If you’re like most small business owners, financial records are just “one more thing” that get in the way of running your small business.  That’s understandable.  Most people didn’t open a business because they wanted to look at flow charts and spreadsheets.  But it’s precisely those records that can help you know day-to-day, month-to-month, and quarter-to-quarter what you owe.  Perhaps you keep these records yourself.  Or maybe you have an accountant that you meet with occasionally.  But there are also firms like ours which can streamline your processes and give you access to your data (as well as good advice) on a more current basis.  Whatever method you use, it’s important to know where you are financially so you can more accurately steer your business.

2. Plan ahead

If you do have current financial records, then you can plan strategies for what to do with tax liability.  Perhaps an equipment purchase and its resulting depreciation would help deal with some unallocated resources.  Maybe you should take a less severe view of an underperforming division if it can divert some of your liability.  In any case, knowledge is power.  The farther ahead of time that you have an accurate forecast of your liability, the longer you’ll have to find ways to deal with it instead of simply dreading the single light of an oncoming train.

3. Be disciplined

Even better than knowing your tax liability ahead of time and planning for it is putting away money into an account that you don’t touch.  All small business owners know the challenge of self-financing and it can be tempting to touch that account to finance the marketing rollout of a new product or to pay for this new piece of equipment that you really need.  But the smart business owners know that robbing Peter to pay Paul at the end of the day is still a crime of robbery.  It just has the added humiliation of being a crime you commit on yourself.  If you’ve been smart enough to keep current financial records, prudent enough to plan ahead, be wise enough to act on that knowledge by setting aside those funds in advance.  And don’t touch it!

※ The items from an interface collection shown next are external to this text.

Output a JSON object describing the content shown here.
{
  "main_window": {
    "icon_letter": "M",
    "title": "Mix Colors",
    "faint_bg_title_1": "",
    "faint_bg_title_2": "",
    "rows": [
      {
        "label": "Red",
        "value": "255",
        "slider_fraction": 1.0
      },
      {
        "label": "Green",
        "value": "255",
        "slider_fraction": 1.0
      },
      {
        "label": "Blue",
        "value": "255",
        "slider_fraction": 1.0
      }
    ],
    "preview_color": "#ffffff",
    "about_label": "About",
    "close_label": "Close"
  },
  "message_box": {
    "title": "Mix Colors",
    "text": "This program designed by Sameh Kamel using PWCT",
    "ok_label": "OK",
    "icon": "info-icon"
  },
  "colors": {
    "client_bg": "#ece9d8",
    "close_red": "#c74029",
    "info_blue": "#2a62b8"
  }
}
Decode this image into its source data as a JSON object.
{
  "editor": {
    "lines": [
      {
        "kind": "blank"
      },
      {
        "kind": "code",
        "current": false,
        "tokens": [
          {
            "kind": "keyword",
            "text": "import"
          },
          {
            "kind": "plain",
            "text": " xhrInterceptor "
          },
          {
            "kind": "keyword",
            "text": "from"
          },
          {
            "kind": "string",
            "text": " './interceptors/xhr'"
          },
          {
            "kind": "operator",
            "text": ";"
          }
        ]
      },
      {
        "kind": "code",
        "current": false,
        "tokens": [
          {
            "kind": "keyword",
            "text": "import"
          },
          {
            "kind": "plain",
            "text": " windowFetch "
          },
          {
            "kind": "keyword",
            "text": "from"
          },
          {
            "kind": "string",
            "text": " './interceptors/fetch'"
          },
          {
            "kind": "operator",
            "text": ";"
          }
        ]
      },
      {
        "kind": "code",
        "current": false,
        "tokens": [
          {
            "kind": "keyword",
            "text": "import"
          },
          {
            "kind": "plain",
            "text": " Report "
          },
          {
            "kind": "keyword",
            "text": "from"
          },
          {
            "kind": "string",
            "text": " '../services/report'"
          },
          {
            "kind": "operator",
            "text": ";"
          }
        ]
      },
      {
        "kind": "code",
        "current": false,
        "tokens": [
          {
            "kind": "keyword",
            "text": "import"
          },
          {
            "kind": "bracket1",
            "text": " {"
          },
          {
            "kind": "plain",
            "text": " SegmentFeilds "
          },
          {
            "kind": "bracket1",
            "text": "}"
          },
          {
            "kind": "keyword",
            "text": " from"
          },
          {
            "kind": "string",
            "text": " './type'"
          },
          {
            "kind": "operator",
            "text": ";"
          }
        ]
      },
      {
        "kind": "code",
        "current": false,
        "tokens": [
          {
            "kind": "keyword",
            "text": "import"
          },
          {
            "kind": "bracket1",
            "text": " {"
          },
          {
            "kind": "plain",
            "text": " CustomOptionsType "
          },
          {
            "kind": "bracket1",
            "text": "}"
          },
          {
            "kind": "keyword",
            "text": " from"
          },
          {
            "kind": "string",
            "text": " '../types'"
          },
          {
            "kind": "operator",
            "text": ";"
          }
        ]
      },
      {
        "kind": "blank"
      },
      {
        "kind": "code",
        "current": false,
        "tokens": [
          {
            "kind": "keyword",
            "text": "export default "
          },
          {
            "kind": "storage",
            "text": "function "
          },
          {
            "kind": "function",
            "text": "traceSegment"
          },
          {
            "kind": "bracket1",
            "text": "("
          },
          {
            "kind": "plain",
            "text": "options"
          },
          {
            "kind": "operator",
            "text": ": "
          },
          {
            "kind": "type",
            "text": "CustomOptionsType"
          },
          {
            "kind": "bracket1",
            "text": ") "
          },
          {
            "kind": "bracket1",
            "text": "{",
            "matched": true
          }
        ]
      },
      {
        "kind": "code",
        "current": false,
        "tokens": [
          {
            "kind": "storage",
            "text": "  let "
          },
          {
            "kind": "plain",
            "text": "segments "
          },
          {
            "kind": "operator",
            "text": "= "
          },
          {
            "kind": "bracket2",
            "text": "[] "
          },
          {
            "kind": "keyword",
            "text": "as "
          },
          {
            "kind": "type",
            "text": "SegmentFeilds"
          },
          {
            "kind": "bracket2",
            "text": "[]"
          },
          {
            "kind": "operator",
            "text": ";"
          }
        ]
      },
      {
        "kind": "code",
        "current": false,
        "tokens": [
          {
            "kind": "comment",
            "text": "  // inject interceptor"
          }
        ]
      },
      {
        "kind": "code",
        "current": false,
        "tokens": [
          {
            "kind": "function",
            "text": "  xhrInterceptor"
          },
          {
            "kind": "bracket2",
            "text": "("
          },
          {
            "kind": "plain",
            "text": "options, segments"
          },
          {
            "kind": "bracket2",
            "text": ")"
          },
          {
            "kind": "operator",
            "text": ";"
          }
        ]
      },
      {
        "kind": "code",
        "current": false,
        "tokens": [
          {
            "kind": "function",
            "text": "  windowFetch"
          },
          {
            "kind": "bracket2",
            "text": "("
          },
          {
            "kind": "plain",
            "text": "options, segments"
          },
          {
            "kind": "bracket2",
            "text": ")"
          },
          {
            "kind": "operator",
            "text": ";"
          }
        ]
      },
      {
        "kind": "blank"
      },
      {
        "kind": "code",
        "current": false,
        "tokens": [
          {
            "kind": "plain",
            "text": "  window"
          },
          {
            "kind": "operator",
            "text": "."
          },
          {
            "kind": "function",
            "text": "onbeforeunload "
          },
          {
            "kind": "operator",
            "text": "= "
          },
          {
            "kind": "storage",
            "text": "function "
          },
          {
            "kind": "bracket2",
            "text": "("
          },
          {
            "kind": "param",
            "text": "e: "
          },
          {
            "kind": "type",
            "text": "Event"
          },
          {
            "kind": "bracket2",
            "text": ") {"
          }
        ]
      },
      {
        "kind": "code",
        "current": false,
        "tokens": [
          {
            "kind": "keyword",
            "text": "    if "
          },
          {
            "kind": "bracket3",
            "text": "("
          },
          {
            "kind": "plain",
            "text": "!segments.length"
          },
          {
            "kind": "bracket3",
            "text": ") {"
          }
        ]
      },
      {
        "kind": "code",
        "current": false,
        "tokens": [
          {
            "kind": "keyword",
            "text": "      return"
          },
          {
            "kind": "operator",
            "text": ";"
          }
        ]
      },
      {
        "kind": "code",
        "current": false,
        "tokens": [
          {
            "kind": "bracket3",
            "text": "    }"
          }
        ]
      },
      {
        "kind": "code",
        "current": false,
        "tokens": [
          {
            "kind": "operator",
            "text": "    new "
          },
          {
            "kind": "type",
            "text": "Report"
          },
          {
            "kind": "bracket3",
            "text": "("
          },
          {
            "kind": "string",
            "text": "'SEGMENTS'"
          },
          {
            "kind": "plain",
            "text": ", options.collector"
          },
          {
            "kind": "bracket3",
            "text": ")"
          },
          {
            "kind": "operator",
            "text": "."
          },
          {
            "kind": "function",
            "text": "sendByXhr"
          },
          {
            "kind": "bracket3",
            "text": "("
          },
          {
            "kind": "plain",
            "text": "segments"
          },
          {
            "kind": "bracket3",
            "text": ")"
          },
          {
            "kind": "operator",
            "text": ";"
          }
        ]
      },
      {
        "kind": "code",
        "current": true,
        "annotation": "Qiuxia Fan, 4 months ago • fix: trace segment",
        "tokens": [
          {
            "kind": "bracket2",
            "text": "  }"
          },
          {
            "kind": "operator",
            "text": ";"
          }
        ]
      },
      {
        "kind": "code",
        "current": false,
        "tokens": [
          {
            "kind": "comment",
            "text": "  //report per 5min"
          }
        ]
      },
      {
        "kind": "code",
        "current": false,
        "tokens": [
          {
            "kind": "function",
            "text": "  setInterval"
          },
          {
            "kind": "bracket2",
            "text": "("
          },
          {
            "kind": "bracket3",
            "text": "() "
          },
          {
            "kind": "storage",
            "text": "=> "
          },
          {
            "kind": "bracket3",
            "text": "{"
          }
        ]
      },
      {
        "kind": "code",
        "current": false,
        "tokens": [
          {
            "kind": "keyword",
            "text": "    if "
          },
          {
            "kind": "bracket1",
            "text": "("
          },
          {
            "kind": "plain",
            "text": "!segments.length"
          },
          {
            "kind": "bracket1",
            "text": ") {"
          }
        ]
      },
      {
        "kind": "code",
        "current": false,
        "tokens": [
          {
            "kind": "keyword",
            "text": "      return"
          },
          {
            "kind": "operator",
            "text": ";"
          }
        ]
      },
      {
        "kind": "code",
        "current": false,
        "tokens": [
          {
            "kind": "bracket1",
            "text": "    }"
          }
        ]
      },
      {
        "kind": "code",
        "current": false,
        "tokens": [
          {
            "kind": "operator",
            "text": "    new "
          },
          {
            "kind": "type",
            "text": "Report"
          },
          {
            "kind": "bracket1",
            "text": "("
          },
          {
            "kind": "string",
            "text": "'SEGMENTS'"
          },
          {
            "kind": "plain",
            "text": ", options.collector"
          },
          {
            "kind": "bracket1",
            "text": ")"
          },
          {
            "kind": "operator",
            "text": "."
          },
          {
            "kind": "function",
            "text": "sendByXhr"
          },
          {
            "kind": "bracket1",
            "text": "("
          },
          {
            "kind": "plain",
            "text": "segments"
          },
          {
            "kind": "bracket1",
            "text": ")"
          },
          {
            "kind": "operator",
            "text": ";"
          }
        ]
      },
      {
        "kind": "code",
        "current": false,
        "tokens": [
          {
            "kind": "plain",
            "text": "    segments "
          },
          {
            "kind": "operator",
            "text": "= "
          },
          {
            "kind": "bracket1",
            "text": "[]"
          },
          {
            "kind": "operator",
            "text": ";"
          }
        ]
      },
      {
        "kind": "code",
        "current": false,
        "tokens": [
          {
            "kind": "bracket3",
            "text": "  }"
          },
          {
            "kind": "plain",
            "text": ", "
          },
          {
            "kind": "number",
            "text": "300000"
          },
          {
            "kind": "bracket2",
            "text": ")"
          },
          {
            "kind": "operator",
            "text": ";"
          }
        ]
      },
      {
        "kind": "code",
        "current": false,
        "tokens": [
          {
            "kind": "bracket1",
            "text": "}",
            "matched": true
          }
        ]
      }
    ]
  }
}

If you’re already doing these three things, then you aren’t going to spend the next two weeks freaking out.  For those who might be anxious about April 2013, spend the rest of this year implementing any one of these three steps to serenity so that in 2014 you too can spend April admiring your bracket picks instead of worrying about the 15th.